Interestingly, Oracle (NYSE: ORCL)—a Bay Area tech firm that has acquired New England tech companies such as Dyn, Endeca, and Acme Packet in recent years—added the most net new jobs in the Boston area in the fourth quarter: 611, Barrett’s analysis found. For the full year, Oracle’s local employee base increased by 223 people, due to headcount reductions in the first and third quarter, Barrett says. An Oracle spokesperson declined to comment on the company’s local staffing changes.

Barrett says he’s encouraged by the number of “homegrown companies” that made the top-10 hiring list in Boston last year, an indicator of the “health of the ecosystem,” he argues.

“Boston has often relied on [San Francisco-based] Salesforce or Amazon to increase their headcounts” in the local tech sector, Barrett says. “But you’ve got continued increases not only from [locally based firms] Wayfair and HubSpot, but up and comers like Salsify and EzCater.”

Barrett remains upbeat about 2019 hiring, despite some possible signs of trouble. Around 60 percent of the Boston companies on Barrett’s list and about 65 percent of the New York companies grew the size of their local payrolls in the fourth quarter. Both percentages were actually down from the third quarter, meaning a larger number of tech companies in Boston and New York either reduced their headcount or held it steady at the end of the year. But Barrett isn’t alarmed, in part because he says the fourth quarter often brings a hiring dip due to seasonal trends. (More than 70 percent of the Bay Area companies he tracks increased their local staff counts in the fourth quarter, up slightly from the previous two quarters.)

“I just don’t see evidence of a slowdown” in hiring in the three tech hubs, Barrett says. “I think [first quarter data] will tell us a lot in terms of how it shapes up for the rest of the year.”

Here are the tech companies that hired the most people in the Bay Area, New York, and Boston in 2018. The numbers represent net new jobs at each firm.

Bay Area:

1. Google: 6,341
2. Apple 5,105
3. Facebook: 4,100
4. Uber 1,819
5. Salesforce: 1,174
6. Amazon: 1,094
7. Lyft: 855
8. Workday: 652
9. Airbnb: 560
10. Splunk: 442

New York:

1. WeWork: 1,527
2. Amazon: 1,523
3. Google: 1,398
4. Compass: 1,023
5. Facebook: 701
6. Uber: 498
7. 247
8. Salesforce: 246
9. Spotify: 227
10. Microsoft: 215


1. Wayfair: 1,520
2. Amazon: 858
3. HubSpot: 235
4. Google: 228
5. Oracle: 223
6. EzCater: 158
7. CarGurus: 146
8. DraftKings: 134
9. Salesforce: 109
10. Facebook: 107
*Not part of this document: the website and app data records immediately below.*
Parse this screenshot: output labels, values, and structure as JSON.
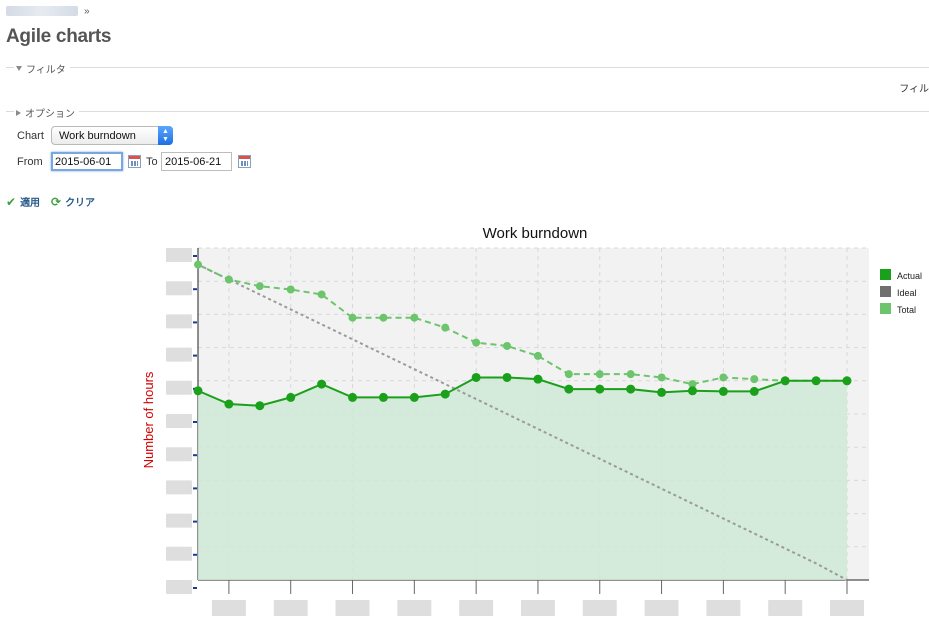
{
  "breadcrumb": {
    "separator": "»"
  },
  "page": {
    "title": "Agile charts"
  },
  "filter": {
    "legend": "フィルタ",
    "right_text": "フィル"
  },
  "options": {
    "legend": "オプション"
  },
  "form": {
    "chart_label": "Chart",
    "chart_value": "Work burndown",
    "from_label": "From",
    "from_value": "2015-06-01",
    "to_label": "To",
    "to_value": "2015-06-21"
  },
  "actions": {
    "apply": "適用",
    "clear": "クリア"
  },
  "icons": {
    "select_arrow": "updown-arrow-icon",
    "calendar": "calendar-icon",
    "apply": "checkmark-icon",
    "clear": "reload-icon"
  },
  "colors": {
    "actual": "#1aa01a",
    "ideal": "#707070",
    "total": "#6cc46c",
    "fill": "#cfe9d6",
    "plot_bg": "#f2f2f2",
    "ylabel": "#d40000"
  },
  "chart_data": {
    "type": "line",
    "title": "Work burndown",
    "xlabel": "",
    "ylabel": "Number of hours",
    "x": [
      1,
      2,
      3,
      4,
      5,
      6,
      7,
      8,
      9,
      10,
      11,
      12,
      13,
      14,
      15,
      16,
      17,
      18,
      19,
      20,
      21,
      22
    ],
    "xlim": [
      1,
      22
    ],
    "ylim": [
      0,
      100
    ],
    "grid": true,
    "legend_position": "right",
    "series": [
      {
        "name": "Actual",
        "style": "solid",
        "filled": true,
        "values": [
          57,
          53,
          52.5,
          55,
          59,
          55,
          55,
          55,
          56,
          61,
          61,
          60.5,
          57.5,
          57.5,
          57.5,
          56.5,
          57,
          56.8,
          56.8,
          60,
          60,
          60
        ]
      },
      {
        "name": "Ideal",
        "style": "dotted",
        "values": [
          95,
          90.5,
          86,
          81.5,
          77,
          72.5,
          68,
          63.5,
          59,
          54.5,
          50,
          45.5,
          41,
          36.5,
          32,
          27.5,
          23,
          18.5,
          14,
          9.5,
          5,
          0
        ]
      },
      {
        "name": "Total",
        "style": "dashed",
        "values": [
          95,
          90.5,
          88.5,
          87.5,
          86,
          79,
          79,
          79,
          76,
          71.5,
          70.5,
          67.5,
          62,
          62,
          62,
          61,
          59,
          61,
          60.5,
          60,
          60,
          60
        ]
      }
    ]
  }
}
And here are the tech companies that hired the most people in each city in the fourth quarter.

Bay Area:

1. Uber: 833
2. Facebook: 482
3. Amazon: 363
4. Workday: 337
5. Lyft: 232
6. Airbnb: 201
7. Palo Alto Networks: 135
8. Slack: 116
9. Credit Karma: 105
10. Netflix: 103
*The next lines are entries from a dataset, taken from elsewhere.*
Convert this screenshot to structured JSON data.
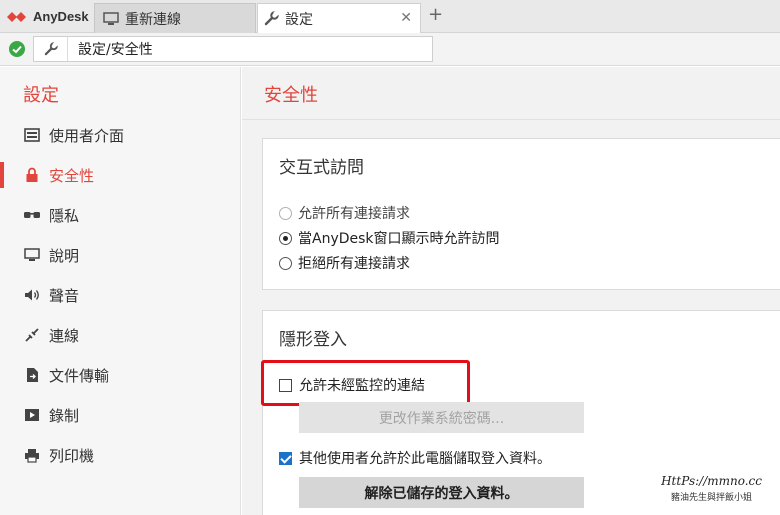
{
  "app": {
    "name": "AnyDesk",
    "brand_color": "#e2453c"
  },
  "tabs": [
    {
      "label": "重新連線",
      "icon": "monitor-icon"
    },
    {
      "label": "設定",
      "icon": "wrench-icon",
      "close": "✕"
    }
  ],
  "tab_add": "+",
  "address": {
    "status": "connected",
    "status_color": "#3aa845",
    "icon": "wrench-icon",
    "text": "設定/安全性"
  },
  "sidebar": {
    "title": "設定",
    "items": [
      {
        "label": "使用者介面",
        "icon": "interface-icon",
        "active": false
      },
      {
        "label": "安全性",
        "icon": "lock-icon",
        "active": true
      },
      {
        "label": "隱私",
        "icon": "glasses-icon",
        "active": false
      },
      {
        "label": "說明",
        "icon": "monitor-icon",
        "active": false
      },
      {
        "label": "聲音",
        "icon": "speaker-icon",
        "active": false
      },
      {
        "label": "連線",
        "icon": "connection-icon",
        "active": false
      },
      {
        "label": "文件傳輸",
        "icon": "file-transfer-icon",
        "active": false
      },
      {
        "label": "錄制",
        "icon": "record-icon",
        "active": false
      },
      {
        "label": "列印機",
        "icon": "printer-icon",
        "active": false
      }
    ]
  },
  "main": {
    "title": "安全性",
    "interactive_access": {
      "title": "交互式訪問",
      "options": [
        {
          "label": "允許所有連接請求",
          "selected": false,
          "enabled": false
        },
        {
          "label": "當AnyDesk窗口顯示時允許訪問",
          "selected": true,
          "enabled": true
        },
        {
          "label": "拒絕所有連接請求",
          "selected": false,
          "enabled": true
        }
      ]
    },
    "invisible_login": {
      "title": "隱形登入",
      "unattended_label": "允許未經監控的連結",
      "unattended_checked": false,
      "change_password_button": "更改作業系統密碼...",
      "other_users_label": "其他使用者允許於此電腦儲取登入資料。",
      "other_users_checked": true,
      "clear_button": "解除已儲存的登入資料。"
    }
  },
  "watermark": {
    "line1": "HttPs://mmno.cc",
    "line2": "豬油先生與拌飯小姐"
  }
}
New York:

1. Amazon: 649
2. WeWork: 637
3. Compass: 288
4. IBM: 267
5. Google: 224
6. Uber: 156
7. Facebook: 96
8. Pandora: 76
9. LinkedIn: 71
10. Lyft: 67


1. Oracle: 611
2. IBM: 267
3. Wayfair: 260
4. Amazon: 173
5. Google: 44
6. CarGurus: 34
7. American Well: 34
8. ZoomInfo: 33
9. LogMeIn: 31
10. 30